December is here and that means we are all getting ready to celebrate the most awaiting festival of the year called “MERRY CHRISTMAS”. We hope you have already planned to celebrate it with your family and friends. But you should be little caution about a proper budgeting. To avoid huge credit card payments in January, here are a few ideas for making financial responsibility a family affair this Christmas.
Budget the gift giving. Decide how much your family will spend during this holiday season. Encourage extended-family gatherings to reduce costs. Tell your children how much they can expect to receive and ask them to work their wish lists to fit within the budget (number of gifts or dollar value).
Create a wish list. Ask kids to cut out items from magazines or catalogs, and glue them to a piece of cardstock. Stick it to the refrigerator, and as you get closer to Christmas, ask them to narrow their choices, based on the budget you have set.
Give one, get one free. We all have items we know we need to purchase throughout the year. There is nothing wrong with going double-duty at Christmas. Consider giving basketball shoes, dance accessories, piano music or guitar tuner. It is nice to have extra things to open, and you will need to buy them anyway.
Buy pre-owned. Especially for small children, buy pre-owned. While new may make a difference to preteens, we have never met an infant, toddler or preschooler who looked at tags. You can get some items for pennies on the dollar at stores such as Good Will, Savers, Salvation Army, or garage sales. Then work out a coop with your friends so you can rotate the toys. Your kids will never miss them while the trucks and Legos entertain another toddler for a while.
Think outside of the gift-box. Consider gifts that provide future opportunity to do something fun. These can be low-dollar gifts like “DQ trip with Dad” or “free movie/game rental” or high-dollar items, like concerts or museum field trips. Older kids may appreciate a gift certificate to use during the after-Christmas sales instead. Even a shopping spree at a second-hand store will be well appreciated by kids who understand the bargains to be found.
Shop one-to-one. Make special time to shop with your child to purchase gifts for siblings, spouse or grandparents.
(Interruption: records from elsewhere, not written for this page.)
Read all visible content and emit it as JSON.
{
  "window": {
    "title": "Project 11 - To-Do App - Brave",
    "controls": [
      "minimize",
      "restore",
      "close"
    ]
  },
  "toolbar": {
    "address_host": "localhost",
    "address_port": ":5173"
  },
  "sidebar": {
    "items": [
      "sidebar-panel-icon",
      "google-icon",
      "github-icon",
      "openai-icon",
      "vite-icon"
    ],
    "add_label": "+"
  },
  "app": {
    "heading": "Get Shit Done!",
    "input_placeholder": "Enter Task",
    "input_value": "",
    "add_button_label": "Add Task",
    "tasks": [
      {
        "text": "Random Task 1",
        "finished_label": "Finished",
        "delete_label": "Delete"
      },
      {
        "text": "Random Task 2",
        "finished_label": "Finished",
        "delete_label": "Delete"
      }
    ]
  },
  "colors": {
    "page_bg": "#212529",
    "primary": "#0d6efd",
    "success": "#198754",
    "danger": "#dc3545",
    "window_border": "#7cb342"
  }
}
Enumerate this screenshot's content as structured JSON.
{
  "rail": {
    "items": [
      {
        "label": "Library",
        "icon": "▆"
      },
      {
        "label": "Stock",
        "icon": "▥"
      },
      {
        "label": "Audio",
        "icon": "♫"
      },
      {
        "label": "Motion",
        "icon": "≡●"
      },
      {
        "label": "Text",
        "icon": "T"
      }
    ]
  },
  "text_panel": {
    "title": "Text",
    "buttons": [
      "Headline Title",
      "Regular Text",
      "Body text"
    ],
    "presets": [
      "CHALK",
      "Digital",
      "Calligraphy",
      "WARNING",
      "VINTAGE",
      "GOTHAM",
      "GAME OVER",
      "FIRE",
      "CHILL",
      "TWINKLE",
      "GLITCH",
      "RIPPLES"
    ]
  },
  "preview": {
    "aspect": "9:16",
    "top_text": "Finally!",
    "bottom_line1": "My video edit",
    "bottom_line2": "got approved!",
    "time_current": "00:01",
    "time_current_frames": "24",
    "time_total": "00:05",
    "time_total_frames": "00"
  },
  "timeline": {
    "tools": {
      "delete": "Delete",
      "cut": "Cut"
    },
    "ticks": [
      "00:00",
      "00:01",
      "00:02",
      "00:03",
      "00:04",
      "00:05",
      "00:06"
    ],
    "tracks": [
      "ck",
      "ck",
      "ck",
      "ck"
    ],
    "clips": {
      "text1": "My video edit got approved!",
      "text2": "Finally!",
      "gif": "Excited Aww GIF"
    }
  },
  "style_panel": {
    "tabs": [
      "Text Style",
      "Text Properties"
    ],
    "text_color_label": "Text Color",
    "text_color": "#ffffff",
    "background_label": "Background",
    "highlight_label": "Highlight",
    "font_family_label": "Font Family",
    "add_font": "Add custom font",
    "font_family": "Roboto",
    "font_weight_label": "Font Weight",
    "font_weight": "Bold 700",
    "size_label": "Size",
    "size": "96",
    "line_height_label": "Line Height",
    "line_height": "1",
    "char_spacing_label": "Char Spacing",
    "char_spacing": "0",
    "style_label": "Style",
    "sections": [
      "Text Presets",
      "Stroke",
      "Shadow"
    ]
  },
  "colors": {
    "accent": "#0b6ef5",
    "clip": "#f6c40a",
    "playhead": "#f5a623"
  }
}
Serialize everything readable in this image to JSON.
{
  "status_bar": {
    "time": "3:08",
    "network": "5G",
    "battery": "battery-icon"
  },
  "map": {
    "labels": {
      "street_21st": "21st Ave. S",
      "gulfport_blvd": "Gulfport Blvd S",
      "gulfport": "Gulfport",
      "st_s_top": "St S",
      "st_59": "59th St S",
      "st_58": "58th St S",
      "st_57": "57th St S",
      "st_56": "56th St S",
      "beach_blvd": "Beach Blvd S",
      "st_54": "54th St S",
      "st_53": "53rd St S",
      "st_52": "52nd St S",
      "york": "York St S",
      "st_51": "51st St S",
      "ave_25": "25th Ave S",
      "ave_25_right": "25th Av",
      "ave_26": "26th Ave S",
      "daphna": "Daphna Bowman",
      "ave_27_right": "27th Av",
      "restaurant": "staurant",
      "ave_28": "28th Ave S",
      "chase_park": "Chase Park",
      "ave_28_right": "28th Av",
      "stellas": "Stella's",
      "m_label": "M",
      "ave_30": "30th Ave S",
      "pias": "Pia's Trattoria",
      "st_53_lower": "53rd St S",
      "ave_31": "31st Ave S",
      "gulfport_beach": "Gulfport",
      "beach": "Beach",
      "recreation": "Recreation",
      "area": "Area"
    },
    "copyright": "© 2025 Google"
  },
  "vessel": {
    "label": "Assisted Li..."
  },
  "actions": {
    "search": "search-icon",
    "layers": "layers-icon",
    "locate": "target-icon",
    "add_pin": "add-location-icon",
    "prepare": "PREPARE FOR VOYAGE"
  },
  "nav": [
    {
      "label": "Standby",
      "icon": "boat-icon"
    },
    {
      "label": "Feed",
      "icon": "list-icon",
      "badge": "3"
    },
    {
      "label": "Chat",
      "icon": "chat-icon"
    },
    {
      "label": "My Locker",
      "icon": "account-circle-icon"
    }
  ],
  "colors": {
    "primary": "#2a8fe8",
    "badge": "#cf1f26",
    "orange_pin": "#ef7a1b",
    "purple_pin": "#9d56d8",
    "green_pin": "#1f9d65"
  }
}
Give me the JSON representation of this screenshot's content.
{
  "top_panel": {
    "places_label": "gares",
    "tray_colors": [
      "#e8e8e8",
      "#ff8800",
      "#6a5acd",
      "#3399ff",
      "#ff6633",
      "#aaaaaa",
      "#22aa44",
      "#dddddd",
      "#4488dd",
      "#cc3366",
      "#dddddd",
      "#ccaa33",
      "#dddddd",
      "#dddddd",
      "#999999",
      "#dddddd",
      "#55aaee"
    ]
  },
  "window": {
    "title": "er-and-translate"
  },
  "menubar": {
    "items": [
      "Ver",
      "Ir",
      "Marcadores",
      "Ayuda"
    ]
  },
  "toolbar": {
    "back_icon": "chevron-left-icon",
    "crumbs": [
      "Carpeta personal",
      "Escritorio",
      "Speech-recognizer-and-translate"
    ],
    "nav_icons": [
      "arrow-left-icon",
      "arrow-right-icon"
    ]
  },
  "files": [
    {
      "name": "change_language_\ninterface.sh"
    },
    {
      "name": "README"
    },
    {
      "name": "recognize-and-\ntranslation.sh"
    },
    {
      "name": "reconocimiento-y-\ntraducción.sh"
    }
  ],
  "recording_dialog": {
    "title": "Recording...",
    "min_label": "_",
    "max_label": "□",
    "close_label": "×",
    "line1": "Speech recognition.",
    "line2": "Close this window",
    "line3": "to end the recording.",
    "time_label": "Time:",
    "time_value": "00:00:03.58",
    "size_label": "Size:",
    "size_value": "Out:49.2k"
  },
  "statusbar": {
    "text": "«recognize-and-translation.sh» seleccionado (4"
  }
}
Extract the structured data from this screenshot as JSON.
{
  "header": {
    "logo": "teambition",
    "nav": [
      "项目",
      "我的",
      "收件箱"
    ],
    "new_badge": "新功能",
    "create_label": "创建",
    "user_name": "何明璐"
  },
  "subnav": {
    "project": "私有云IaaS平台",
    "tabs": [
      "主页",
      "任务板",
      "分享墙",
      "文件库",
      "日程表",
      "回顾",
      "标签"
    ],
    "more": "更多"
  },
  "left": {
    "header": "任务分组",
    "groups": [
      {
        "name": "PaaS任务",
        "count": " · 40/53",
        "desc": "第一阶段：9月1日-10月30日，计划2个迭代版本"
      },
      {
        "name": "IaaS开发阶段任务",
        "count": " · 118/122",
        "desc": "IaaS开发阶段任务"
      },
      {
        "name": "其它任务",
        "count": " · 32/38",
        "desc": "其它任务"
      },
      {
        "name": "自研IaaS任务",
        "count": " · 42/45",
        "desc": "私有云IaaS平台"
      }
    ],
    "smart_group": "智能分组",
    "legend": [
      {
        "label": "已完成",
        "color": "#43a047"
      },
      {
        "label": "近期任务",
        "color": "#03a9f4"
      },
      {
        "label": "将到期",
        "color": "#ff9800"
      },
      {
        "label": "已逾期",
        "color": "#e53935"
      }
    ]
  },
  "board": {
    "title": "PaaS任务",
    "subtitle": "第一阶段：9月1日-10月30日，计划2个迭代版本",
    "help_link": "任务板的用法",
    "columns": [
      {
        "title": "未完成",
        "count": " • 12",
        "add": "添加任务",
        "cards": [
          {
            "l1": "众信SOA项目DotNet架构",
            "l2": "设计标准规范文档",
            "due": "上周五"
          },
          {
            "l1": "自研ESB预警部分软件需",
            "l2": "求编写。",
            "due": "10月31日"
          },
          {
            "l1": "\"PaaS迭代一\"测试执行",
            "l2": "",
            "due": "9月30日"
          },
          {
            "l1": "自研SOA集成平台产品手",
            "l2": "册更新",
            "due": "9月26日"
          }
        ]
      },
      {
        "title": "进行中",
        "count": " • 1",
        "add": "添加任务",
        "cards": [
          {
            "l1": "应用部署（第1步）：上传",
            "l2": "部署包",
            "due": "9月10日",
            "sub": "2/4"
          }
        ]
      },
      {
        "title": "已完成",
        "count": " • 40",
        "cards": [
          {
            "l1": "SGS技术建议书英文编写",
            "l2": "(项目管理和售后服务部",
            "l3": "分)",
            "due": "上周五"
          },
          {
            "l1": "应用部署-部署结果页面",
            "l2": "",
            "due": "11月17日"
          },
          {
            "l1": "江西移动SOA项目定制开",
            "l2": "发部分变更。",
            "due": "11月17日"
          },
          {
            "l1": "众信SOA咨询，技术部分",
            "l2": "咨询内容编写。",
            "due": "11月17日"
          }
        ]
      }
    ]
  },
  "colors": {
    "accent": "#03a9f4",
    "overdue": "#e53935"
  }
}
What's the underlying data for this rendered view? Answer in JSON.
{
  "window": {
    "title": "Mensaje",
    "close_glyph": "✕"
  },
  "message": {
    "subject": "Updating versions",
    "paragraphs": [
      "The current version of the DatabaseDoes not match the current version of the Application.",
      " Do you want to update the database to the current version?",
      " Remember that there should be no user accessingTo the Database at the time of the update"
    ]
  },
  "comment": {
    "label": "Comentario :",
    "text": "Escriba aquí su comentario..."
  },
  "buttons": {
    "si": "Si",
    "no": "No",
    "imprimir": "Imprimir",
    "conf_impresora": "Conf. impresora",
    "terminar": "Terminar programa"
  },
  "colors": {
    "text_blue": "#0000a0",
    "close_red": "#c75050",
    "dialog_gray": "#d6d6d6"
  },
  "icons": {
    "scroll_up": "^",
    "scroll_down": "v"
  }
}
Encourage your child to participate in choosing the gift. Shopping can be a joy for kids, even if they receive nothing material at the end of the trip.
Find fun without presents. At large family gatherings discover other ways to entertain besides giving gifts. Most kids would be thrilled to play board games, make crafts, watch movies or play Bunko for a white elephant gift exchange.
Start a family tradition. The holiday season is really built on traditions. Whether yours involves baking a ham or helping at the homeless shelter, reestablish it this year. Help out at the church benefit, the soup kitchen, bell-ringing or caroling at the nursing home. Take a drive to see the Christmas lights, watch a holiday parade, bake krumkake or make lefse. Those memories will live on generations after the broken toys take up permanent residence in a landfill.
We wish you all a healthy wealthy Merry Christmas!